Where the River Liffey meets the Irish Sea you’ll find the capital city of Dublin. Its laidback charm mixed with locals’ knack for storytelling means Dublin has produced many talented writers. Few are celebrated so vocally in the city as James Joyce, whose 1922 novel Ulysses is considered by many to be the finest piece of literature ever written.
The novel, set on these very streets over a single day - the 16th June 1904 - is a modernist look on life which focuses on the characters Leopold Bloom and Stephan Dedalus. Based loosely on Homer’s epic Odyssey, Dublin plays an important role in the novel. Given the success of the book, it’s no surprise that Bloomsday (16th June) is celebrated each year in Joyce’s native city in loving tribute. Many of the Dublin landmarks mentioned in Ulysses are still standing today, and are frequently visited on Bloomsday by literary fans and scholars alike. If you’re planning on touring Dublin then you should certainly include these locations.
James Joyce Centre
Inside an attractive four-floor Georgian townhouse on North Great George’s Street you will find The James Joyce Centre, a superb museum dedicated to the life and works of the author. The centre houses furniture from Joyce’s Parisian apartment, as well as interactive displays including short documentaries about his life and work. The main draw though, certainly for Ulysses fans, is the original front door of 7 Eccles St, home to Leopold and Molly Bloom.
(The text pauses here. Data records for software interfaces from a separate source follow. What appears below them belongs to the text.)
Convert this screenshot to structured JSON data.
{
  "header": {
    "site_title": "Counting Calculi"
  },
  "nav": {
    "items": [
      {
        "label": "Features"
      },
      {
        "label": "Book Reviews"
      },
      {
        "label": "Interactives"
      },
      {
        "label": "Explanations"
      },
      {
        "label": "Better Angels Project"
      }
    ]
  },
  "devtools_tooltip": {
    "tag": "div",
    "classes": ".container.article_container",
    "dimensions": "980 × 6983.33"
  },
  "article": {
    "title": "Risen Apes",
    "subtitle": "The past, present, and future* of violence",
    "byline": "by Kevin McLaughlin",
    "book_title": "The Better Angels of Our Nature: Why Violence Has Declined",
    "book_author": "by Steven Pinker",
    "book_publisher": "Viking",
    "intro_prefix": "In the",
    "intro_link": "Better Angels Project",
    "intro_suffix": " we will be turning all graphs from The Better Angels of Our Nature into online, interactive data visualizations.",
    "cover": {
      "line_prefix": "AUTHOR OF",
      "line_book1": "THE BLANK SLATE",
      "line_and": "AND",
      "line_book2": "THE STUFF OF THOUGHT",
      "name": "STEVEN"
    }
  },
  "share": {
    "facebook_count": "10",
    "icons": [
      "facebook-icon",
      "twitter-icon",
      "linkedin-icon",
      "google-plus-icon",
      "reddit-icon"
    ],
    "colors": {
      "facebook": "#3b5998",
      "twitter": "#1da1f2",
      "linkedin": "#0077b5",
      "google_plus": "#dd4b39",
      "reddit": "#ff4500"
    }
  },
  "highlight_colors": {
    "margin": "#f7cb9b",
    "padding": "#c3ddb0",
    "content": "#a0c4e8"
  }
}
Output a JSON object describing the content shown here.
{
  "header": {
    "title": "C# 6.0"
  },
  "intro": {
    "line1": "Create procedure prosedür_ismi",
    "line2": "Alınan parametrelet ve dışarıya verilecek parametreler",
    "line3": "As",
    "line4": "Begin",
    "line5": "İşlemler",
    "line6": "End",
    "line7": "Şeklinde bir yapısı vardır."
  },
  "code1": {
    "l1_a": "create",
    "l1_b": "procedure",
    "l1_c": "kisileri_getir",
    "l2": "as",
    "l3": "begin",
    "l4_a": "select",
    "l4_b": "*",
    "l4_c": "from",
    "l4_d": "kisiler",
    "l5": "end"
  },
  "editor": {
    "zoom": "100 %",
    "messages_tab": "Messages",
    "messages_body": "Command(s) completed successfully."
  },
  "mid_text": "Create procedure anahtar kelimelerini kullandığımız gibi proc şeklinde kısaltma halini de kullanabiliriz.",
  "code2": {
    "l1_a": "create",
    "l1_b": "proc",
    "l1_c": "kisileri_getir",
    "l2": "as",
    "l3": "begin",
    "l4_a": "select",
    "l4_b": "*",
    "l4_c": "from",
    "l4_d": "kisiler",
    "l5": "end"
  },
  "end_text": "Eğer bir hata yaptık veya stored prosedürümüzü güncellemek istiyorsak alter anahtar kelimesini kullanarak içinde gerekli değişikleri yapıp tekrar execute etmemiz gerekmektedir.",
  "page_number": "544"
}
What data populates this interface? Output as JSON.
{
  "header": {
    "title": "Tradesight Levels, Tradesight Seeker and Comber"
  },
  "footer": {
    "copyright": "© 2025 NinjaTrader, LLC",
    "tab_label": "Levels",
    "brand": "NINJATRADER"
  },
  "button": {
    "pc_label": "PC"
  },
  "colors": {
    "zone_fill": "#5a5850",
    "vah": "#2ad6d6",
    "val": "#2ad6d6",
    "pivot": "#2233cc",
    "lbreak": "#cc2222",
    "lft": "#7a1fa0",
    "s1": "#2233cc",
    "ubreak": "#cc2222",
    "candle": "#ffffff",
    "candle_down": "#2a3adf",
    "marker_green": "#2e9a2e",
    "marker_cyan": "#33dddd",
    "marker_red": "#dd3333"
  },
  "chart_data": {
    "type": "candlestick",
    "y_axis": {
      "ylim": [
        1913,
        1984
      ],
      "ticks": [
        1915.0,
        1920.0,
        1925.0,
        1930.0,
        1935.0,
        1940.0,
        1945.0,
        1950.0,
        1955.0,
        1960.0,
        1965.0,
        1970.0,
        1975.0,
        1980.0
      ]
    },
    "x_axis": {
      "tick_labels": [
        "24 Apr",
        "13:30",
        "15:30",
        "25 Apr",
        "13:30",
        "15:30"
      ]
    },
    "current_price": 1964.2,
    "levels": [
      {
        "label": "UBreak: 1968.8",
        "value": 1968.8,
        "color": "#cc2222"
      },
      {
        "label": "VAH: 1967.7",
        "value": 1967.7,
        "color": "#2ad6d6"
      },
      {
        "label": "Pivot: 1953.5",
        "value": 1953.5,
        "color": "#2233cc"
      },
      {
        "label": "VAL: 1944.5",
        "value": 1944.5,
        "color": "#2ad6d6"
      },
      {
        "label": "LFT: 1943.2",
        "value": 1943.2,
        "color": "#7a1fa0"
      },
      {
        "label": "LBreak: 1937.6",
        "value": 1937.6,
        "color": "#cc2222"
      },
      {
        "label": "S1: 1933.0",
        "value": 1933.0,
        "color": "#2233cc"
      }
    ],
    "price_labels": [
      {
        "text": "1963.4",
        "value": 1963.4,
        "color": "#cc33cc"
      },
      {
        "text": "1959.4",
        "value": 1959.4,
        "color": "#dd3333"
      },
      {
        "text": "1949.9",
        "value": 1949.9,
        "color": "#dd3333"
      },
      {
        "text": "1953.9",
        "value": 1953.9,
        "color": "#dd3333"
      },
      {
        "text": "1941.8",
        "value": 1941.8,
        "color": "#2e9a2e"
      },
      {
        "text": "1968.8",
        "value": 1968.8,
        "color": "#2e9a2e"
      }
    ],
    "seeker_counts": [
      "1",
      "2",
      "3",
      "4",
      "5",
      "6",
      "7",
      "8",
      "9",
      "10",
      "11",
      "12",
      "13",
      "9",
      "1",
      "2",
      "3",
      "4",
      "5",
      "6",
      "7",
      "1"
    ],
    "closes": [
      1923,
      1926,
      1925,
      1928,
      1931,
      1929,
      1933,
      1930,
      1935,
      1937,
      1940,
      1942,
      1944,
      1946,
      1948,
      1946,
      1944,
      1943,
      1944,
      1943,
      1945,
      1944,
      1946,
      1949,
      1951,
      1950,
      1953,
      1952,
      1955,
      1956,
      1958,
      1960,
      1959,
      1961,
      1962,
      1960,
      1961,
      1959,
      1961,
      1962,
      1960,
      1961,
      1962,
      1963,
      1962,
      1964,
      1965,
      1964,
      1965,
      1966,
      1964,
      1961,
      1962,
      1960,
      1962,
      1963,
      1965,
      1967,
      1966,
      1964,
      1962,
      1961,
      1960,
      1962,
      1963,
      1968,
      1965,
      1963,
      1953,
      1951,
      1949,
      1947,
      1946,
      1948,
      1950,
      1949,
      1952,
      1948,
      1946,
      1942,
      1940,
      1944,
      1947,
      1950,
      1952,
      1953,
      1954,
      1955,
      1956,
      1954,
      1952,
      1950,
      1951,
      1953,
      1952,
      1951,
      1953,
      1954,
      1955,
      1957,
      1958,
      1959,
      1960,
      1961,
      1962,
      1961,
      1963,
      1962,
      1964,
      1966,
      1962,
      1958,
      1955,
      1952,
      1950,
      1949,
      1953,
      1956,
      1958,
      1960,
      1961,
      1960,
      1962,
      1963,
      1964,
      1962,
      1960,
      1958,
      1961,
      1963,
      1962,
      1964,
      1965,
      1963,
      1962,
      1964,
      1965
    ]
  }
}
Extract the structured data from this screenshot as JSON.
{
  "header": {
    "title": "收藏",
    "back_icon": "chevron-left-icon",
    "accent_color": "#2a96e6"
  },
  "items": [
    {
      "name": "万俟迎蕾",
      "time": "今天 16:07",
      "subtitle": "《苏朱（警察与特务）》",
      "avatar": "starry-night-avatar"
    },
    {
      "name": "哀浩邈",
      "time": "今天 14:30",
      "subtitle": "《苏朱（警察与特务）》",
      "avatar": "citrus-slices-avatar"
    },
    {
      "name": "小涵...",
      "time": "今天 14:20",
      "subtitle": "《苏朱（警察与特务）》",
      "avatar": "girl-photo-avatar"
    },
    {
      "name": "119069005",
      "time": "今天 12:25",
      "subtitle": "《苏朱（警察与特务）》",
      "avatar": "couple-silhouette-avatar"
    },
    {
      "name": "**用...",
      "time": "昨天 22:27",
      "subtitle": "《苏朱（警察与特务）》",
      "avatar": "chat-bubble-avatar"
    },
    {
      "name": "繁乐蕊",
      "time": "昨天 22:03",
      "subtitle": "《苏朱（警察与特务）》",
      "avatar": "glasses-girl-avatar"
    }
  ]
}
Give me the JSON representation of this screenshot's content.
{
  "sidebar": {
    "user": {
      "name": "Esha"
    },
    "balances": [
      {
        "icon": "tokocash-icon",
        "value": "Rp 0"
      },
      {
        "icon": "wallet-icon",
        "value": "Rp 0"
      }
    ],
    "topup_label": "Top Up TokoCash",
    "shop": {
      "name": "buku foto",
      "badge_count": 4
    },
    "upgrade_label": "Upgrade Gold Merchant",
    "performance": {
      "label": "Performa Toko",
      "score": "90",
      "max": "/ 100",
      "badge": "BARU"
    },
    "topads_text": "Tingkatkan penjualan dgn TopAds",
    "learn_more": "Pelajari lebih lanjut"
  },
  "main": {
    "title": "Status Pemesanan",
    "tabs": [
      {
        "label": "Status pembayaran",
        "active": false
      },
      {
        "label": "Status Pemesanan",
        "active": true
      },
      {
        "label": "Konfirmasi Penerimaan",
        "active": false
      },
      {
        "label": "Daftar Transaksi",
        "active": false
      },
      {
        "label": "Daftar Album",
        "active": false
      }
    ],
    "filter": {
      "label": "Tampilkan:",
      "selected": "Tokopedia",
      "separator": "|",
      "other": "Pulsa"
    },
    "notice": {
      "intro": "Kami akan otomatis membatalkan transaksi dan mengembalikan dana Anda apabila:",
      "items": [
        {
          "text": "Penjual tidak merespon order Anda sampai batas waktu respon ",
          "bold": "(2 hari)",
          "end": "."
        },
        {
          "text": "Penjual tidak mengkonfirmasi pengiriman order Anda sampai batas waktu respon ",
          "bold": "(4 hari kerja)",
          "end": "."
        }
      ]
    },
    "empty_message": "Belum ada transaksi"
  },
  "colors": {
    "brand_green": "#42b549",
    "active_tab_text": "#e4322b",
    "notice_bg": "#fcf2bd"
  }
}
Princes Street is one of Dublin’s chief thoroughfares, running off O’Connell Street. It was here at the offices of the Freeman’s Journal that the Aeolus chapter was set. Central and close to the river, Princes Street was once home to one of Ireland’s most famous theatres, Capitol Theatre, which was in fact built on the original land of the Freeman’s Journal. Just a short walk away on North Earl Street you can see the James Joyce statue.
Another of Dublin’s famous streets on our Joyce tour is Grafton Street, just south of the River. Grafton Street features in Ulysses’ tenth chapter, Wandering Rocks – a meditation on ‘the path not taken’ by a number of locals as they wander through. Close by as well are the grounds of Trinity College – Ireland’s oldest university campus - where you’ll find some of the city’s finest architecture.
Ormond Hotel is the setting for the eleventh chapter, Sirens, though the place has been completely remodelled since Leopold’s stay back in 1904. Despite no longer being open today, hotel guests and visitors can step into the nearby Sirens Bar and enjoy a drink on the north bank of the Liffey. There is also a plaque on the old building, commemorating Joyce and the novel.
Despite its publication almost a century ago, Ulysses continues to resonate with readers and is often well-placed in any discussion of the greatest ever novels. Its enduring appeal is not only a testament to the skill of James Joyce, but also to the city of Dublin itself; arguably the novel’s star. All this together makes Dublin one of the world’s must-see literary capitals.